What is man, that you should magnify him? and that you should set your heart on him?
It is the character of almost all speculative systems of unbelief, that, whilst they palliate or excuse the moral pravity of our nature, they depreciate and undervalue that nature itself. Some deny that there is a "spirit in man." Others deny man an immortality. Some would persuade us that we are but atoms in the mass of beings; and to suppose ourselves noticed by the Great Supreme, either in judgment or in mercy, is an unfounded and presumptuous conceit. The Word of God stands in illustrious and cheering contrast to all these chilling and vicious speculations. As to our moral condition, it lays us deep in the dust, and brings down every high imagination. But it never abases our nature itself. Man is the head and chief of the system he inhabits, and the image of God. He is arrayed in immortality, and invested with high and awful capacities both of good and evil.
I. CERTAIN CONSIDERATIONS ILLUSTRATIVE OF THE DOCTRINE OF THE TEXT.
1. God hath "magnified" man by the gift of an intellectual nature. We see unorganised matter without life; matter organised, as in vegetables, with life, but without sensation; and, in the inferior animals, with life, sense, and a portion of knowledge, but without reason. But, in man, the scale rises unspeakably higher. His endowments are beyond animal life and sensation, and beyond instinct. Man is the only visible creature which God, in the proper sense of the word, could "love." No creature is capable of being loved, but one which is also capable of reciprocal knowledge, regard, and intercourse.
2. By the variety and the superior nature of the pleasures of which He has made him capable. His are the pleasures of contemplation. These the inferior animals have not. The pleasures of contemplation are inexhaustible, and the powers we may apply to them are capable of unmeasurable enlargement. His are the pleasures of devotion. Can it be rationally denied that devotion is the source of even a still higher pleasure than knowledge? His are the pleasures of sympathy and benevolence. His are the pleasures of hope.
3. The text receives its most striking illustration from the conduct of God to man considered as a sinner.
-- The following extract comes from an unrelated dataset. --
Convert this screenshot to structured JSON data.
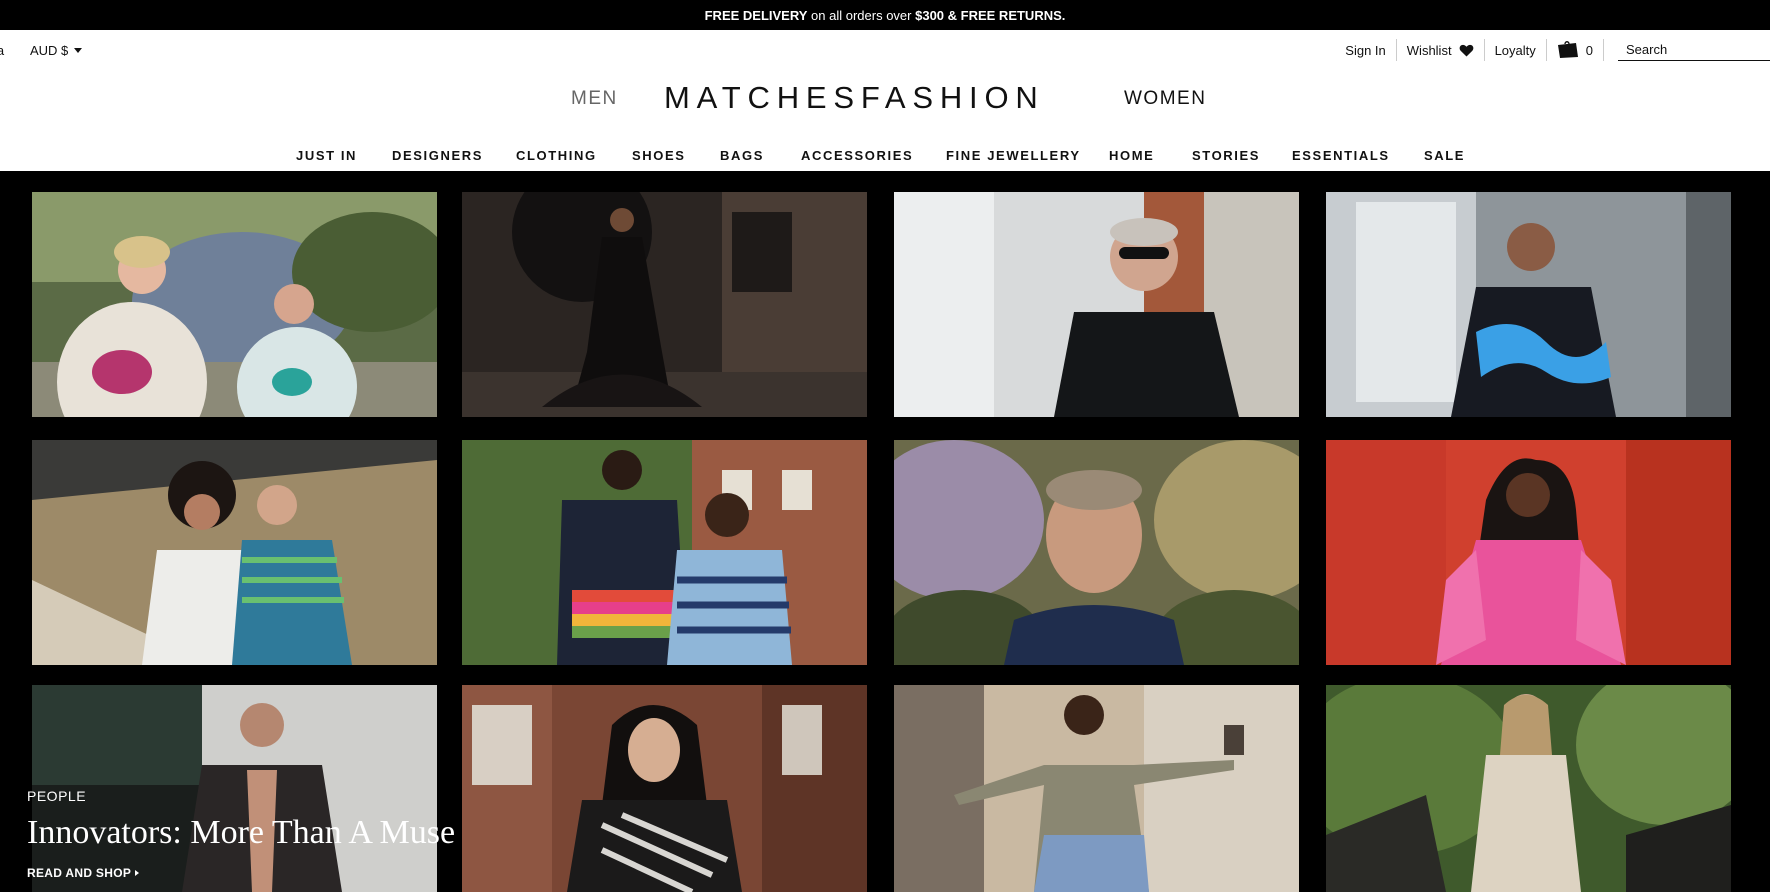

If under this character we have still been loved; if still, notwithstanding ingratitude and rebellion, we are loved; then, in a most emphatic sense, in a sense which we cannot adequately conceive or express, God hath "set His heart" upon us. Mark the means of our reconciliation to God, and mark the result.
4. Consider the means by which God's gracious purpose of "magnifying man," by raising him out of his fallen condition, is pursued and effected.
(1) He has, with the kindest regard for our higher interests, attached emptiness to worldly good, and misery to vice.
(2) He has been pleased to establish a constant connection between our discipline and correction, between His providential dispensations and moral ends.
(3) He has opened His ears to our prayers, and invites them both by command and promise.
(4) To bring men to feel their own wants, He sends forth His Gospel, accompanied by His quickening Spirit, thus to render it, what in the mere letter it could not be, "the Word of fife," the "Gospel of salvation."
II. THE PRACTICAL IMPROVEMENT WHICH FLOWS FROM FACTS SO ESTABLISHED.
1. We are taught the folly and voluntary degradation of the greater part of the unhappy race of mankind.
2. The subject affords an instructive test of our religious pretensions.
3. To form a proper estimate of our fellow men, and of our obligations to promote their spiritual and eternal benefit.
Parallel VersesKJV: What is man, that thou shouldest magnify him? and that thou shouldest set thine heart upon him?